§ **Try it**: Every line in the records below that holds the word "here" is to be copied.

§ **Stored data**:
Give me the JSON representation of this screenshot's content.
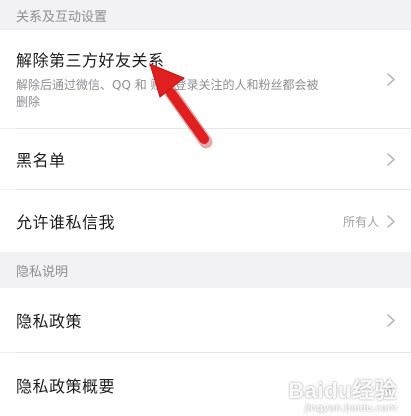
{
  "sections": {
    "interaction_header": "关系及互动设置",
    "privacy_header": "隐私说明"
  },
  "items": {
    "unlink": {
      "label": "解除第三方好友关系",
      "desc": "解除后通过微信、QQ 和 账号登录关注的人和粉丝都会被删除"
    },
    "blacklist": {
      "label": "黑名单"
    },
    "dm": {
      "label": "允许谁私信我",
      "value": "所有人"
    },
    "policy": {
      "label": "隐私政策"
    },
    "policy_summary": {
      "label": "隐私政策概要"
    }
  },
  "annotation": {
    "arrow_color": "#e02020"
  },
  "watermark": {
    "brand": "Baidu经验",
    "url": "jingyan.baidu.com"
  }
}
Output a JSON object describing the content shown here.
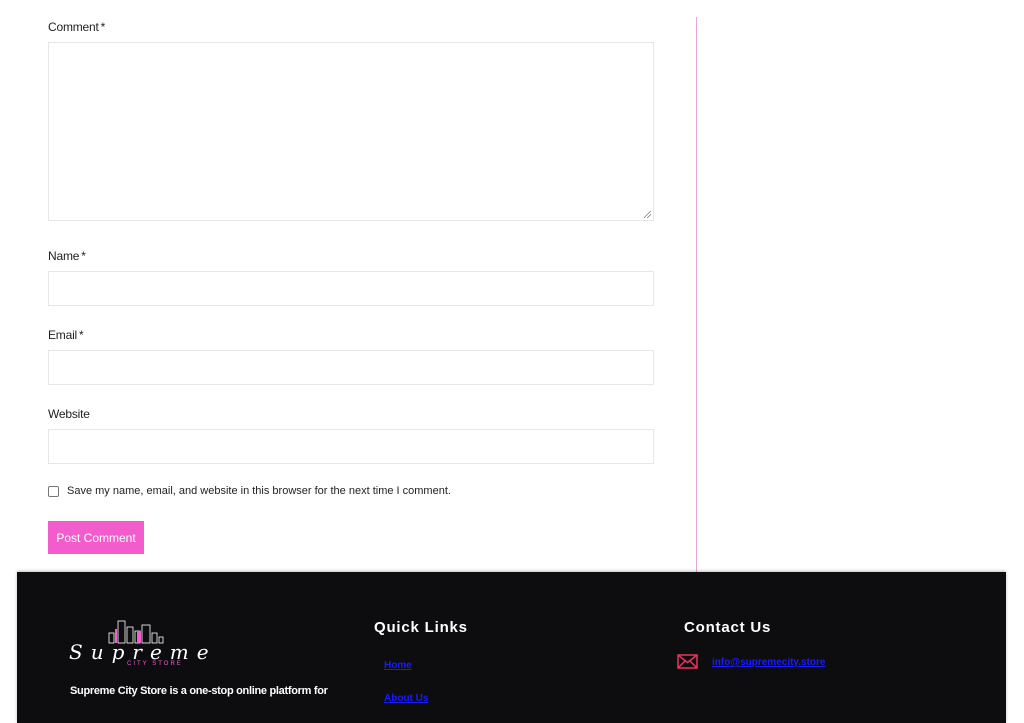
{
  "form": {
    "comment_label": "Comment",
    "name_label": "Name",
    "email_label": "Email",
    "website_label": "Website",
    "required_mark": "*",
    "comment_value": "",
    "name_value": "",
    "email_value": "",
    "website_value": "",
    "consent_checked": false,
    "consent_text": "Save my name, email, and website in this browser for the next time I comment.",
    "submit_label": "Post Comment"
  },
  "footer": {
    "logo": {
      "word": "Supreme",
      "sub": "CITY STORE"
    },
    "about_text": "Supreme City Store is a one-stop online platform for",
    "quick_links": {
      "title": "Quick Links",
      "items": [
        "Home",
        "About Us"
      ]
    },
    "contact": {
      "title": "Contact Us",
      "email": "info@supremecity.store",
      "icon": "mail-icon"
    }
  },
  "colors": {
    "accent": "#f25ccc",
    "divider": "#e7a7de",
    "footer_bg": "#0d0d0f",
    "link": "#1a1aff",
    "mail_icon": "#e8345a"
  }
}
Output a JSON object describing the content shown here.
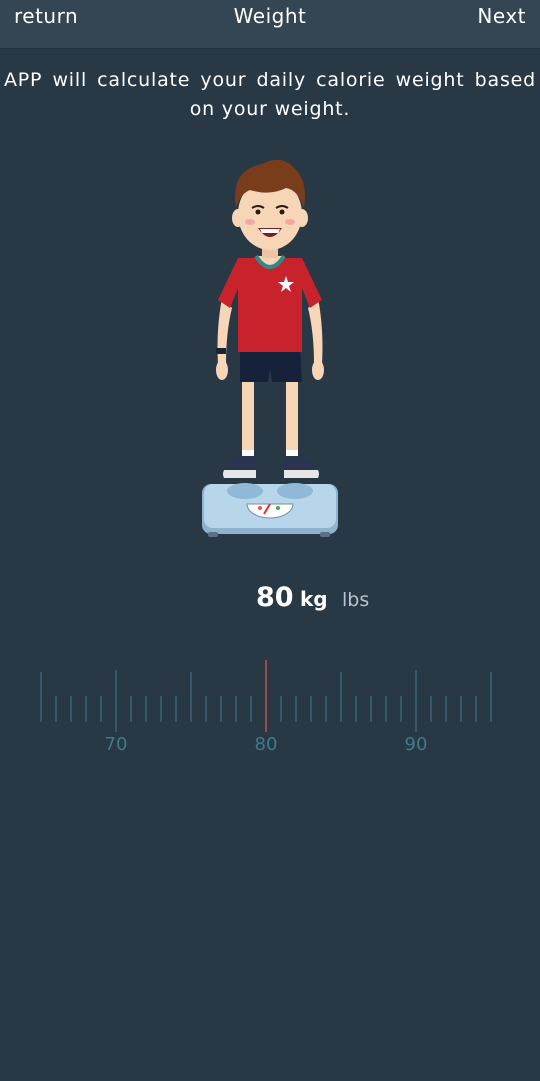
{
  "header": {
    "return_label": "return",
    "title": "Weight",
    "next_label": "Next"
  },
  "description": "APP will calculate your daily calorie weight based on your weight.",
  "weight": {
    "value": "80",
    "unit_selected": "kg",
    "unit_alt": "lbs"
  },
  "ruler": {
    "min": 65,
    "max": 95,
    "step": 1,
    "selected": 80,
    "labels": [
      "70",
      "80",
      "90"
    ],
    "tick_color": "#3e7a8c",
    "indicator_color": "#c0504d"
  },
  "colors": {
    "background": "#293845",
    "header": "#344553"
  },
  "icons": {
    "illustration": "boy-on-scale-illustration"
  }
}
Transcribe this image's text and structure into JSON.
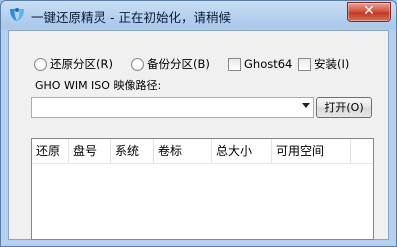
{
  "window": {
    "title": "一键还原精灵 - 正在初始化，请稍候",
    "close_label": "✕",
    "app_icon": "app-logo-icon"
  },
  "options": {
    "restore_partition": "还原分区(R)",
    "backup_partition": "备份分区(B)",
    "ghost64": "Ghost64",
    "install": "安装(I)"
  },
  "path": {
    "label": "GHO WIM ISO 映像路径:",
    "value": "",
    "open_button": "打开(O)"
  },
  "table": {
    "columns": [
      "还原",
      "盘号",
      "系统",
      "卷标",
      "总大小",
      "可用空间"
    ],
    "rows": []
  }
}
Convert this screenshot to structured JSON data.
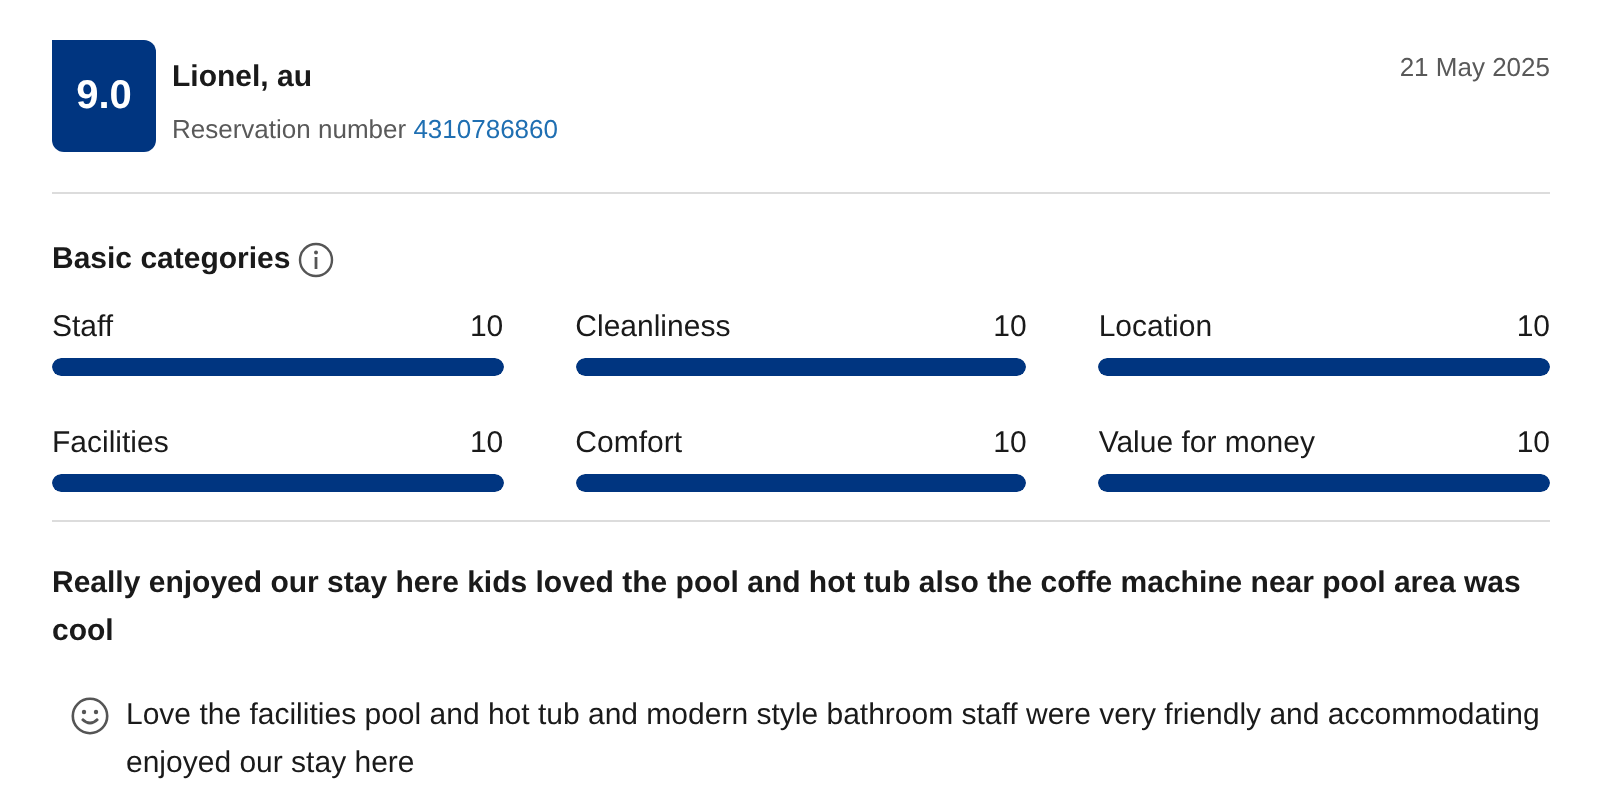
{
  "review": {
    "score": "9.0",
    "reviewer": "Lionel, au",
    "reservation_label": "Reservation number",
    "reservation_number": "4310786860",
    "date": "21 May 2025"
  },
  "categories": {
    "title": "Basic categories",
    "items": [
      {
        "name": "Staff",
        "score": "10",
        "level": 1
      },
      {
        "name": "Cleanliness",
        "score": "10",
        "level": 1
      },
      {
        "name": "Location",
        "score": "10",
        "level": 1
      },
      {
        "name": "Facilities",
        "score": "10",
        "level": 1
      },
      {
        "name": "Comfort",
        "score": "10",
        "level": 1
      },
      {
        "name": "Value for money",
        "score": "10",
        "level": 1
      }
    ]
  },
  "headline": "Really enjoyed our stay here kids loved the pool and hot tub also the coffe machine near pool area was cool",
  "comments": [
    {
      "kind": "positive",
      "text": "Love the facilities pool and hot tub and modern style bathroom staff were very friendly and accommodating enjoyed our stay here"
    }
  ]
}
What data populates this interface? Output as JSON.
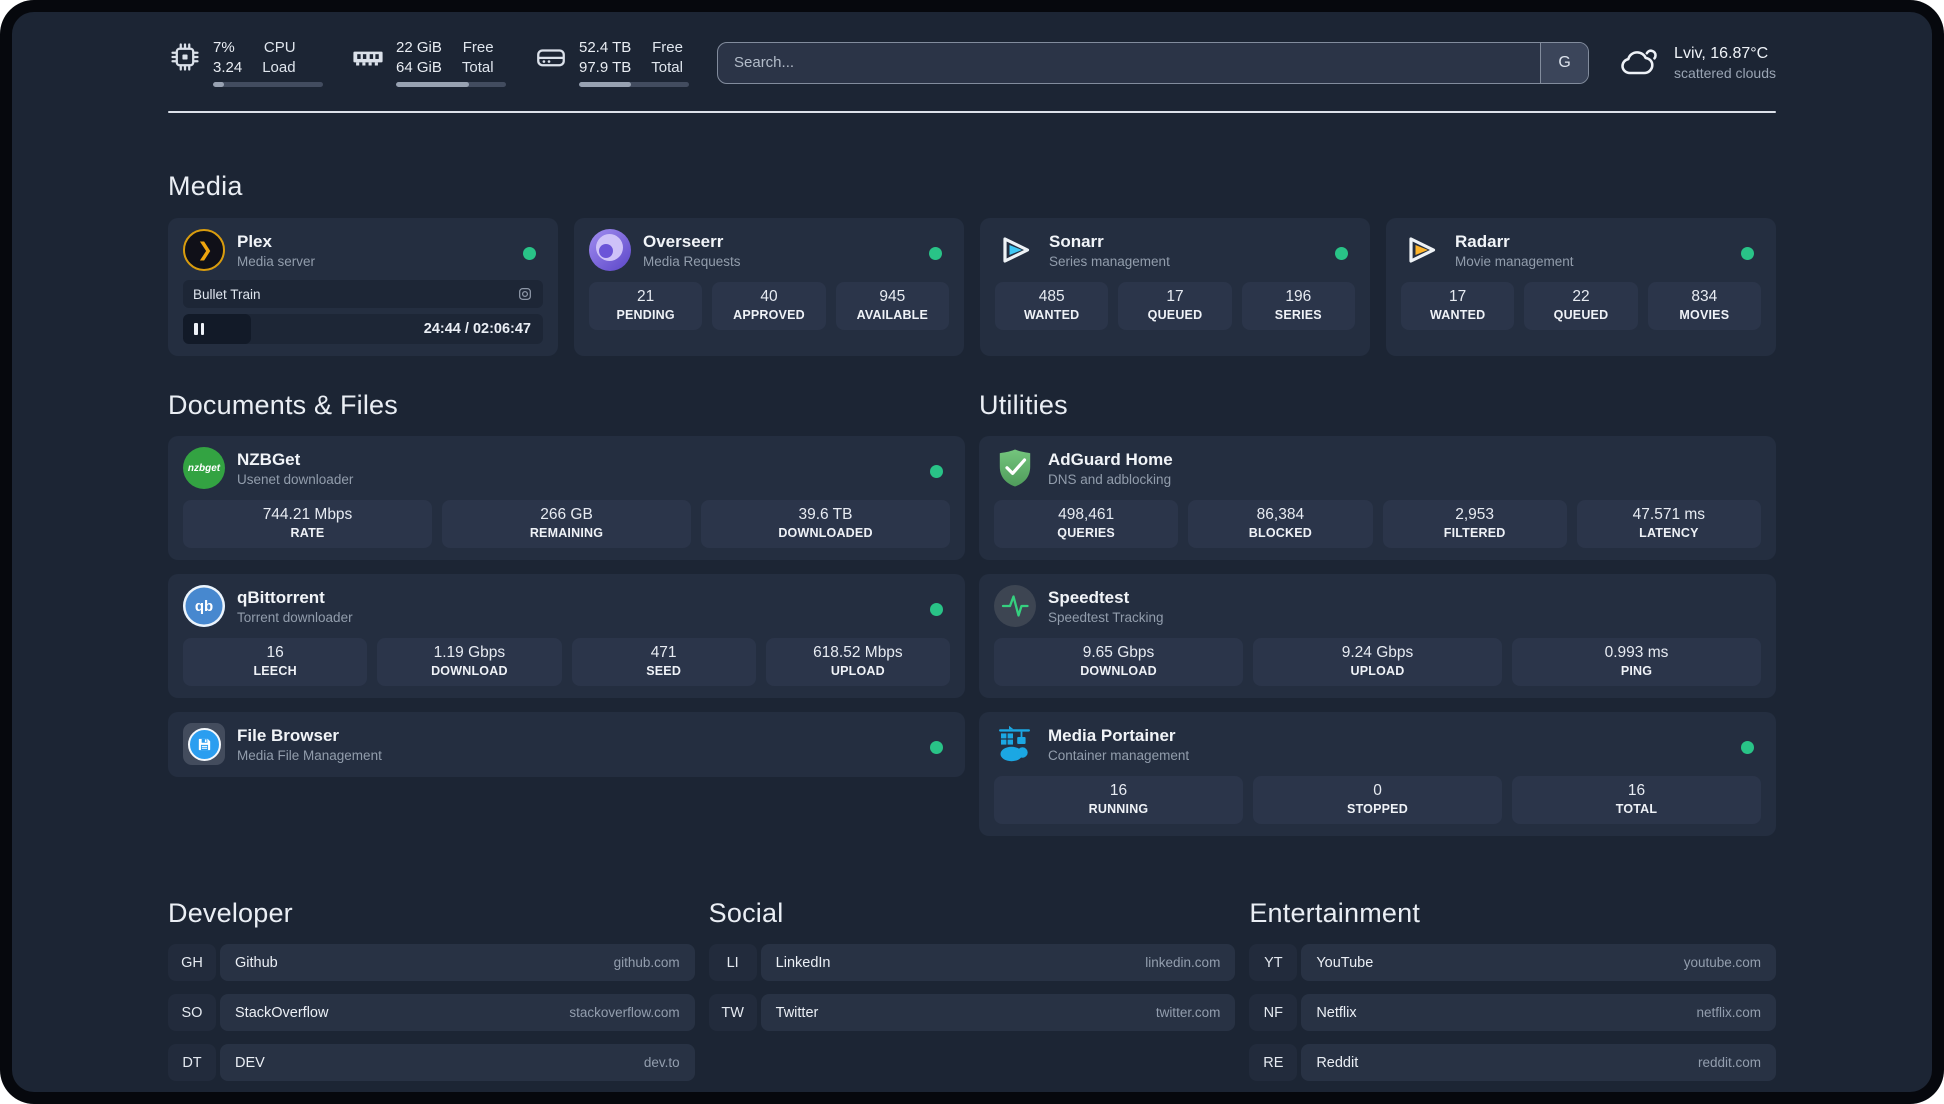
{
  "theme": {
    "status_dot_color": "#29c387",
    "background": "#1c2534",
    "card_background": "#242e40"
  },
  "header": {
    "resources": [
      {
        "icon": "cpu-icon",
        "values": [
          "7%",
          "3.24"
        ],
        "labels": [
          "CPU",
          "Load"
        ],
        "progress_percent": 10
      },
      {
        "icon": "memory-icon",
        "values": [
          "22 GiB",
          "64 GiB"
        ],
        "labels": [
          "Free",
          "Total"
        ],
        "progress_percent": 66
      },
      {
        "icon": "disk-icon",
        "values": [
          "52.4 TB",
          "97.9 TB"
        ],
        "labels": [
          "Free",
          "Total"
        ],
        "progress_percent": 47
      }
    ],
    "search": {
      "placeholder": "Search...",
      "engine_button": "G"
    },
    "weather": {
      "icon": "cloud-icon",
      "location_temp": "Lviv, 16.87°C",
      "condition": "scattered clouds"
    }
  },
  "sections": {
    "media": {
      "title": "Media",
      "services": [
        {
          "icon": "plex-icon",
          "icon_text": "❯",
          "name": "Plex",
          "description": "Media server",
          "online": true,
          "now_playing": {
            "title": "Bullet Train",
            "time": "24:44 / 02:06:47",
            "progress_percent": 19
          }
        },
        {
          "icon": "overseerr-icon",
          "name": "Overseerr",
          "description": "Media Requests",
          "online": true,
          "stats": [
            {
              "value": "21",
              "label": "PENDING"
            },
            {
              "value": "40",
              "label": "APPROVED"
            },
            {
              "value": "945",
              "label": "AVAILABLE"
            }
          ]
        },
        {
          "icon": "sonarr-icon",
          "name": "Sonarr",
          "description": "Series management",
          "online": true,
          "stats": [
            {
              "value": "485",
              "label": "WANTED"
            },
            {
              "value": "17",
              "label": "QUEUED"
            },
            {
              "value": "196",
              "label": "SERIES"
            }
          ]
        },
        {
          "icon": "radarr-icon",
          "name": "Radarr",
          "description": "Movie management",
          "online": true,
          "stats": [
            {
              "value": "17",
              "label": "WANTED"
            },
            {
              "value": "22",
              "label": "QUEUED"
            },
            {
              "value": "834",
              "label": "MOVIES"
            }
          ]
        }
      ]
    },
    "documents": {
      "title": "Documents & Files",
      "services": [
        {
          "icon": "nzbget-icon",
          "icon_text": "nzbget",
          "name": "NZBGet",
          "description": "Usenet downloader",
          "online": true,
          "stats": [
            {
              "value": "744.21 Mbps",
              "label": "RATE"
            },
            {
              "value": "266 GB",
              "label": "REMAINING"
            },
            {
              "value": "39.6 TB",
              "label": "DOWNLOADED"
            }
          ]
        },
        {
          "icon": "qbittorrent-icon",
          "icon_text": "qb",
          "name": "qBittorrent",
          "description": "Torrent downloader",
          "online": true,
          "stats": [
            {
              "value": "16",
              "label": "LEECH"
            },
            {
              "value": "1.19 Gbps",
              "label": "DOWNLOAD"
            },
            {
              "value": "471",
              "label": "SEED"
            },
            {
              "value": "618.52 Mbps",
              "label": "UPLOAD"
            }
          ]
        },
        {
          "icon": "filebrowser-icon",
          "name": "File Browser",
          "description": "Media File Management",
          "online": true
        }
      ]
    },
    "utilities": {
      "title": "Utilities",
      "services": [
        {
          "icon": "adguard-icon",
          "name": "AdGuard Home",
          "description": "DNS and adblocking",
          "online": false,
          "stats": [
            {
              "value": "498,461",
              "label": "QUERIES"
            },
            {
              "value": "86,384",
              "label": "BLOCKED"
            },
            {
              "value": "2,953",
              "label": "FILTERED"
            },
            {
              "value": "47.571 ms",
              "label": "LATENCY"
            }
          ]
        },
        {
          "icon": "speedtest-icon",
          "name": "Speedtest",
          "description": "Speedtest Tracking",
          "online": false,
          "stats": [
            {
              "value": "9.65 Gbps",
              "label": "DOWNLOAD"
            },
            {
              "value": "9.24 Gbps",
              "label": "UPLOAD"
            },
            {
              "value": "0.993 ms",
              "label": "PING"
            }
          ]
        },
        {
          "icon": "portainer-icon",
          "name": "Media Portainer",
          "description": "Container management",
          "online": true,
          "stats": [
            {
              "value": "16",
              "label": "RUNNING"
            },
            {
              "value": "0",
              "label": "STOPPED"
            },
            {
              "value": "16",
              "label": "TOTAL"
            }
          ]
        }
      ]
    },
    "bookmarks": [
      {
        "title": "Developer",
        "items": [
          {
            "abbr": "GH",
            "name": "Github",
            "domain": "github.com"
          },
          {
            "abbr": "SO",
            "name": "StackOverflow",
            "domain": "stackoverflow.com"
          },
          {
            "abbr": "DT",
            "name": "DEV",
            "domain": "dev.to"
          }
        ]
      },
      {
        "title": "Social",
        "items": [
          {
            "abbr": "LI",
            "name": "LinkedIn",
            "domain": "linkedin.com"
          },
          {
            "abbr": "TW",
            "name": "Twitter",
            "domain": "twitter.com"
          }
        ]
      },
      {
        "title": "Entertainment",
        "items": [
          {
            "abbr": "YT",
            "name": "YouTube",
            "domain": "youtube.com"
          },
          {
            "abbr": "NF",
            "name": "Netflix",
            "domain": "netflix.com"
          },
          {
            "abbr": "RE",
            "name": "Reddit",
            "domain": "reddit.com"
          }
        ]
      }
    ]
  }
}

§ **Solution to the problem**:
Output a JSON object describing the content shown here.
Output a JSON object describing the content shown here.
  "headline": "Really enjoyed our stay here kids loved the pool and hot tub also the coffe machine near pool area was cool",
      "text": "Love the facilities pool and hot tub and modern style bathroom staff were very friendly and accommodating enjoyed our stay here"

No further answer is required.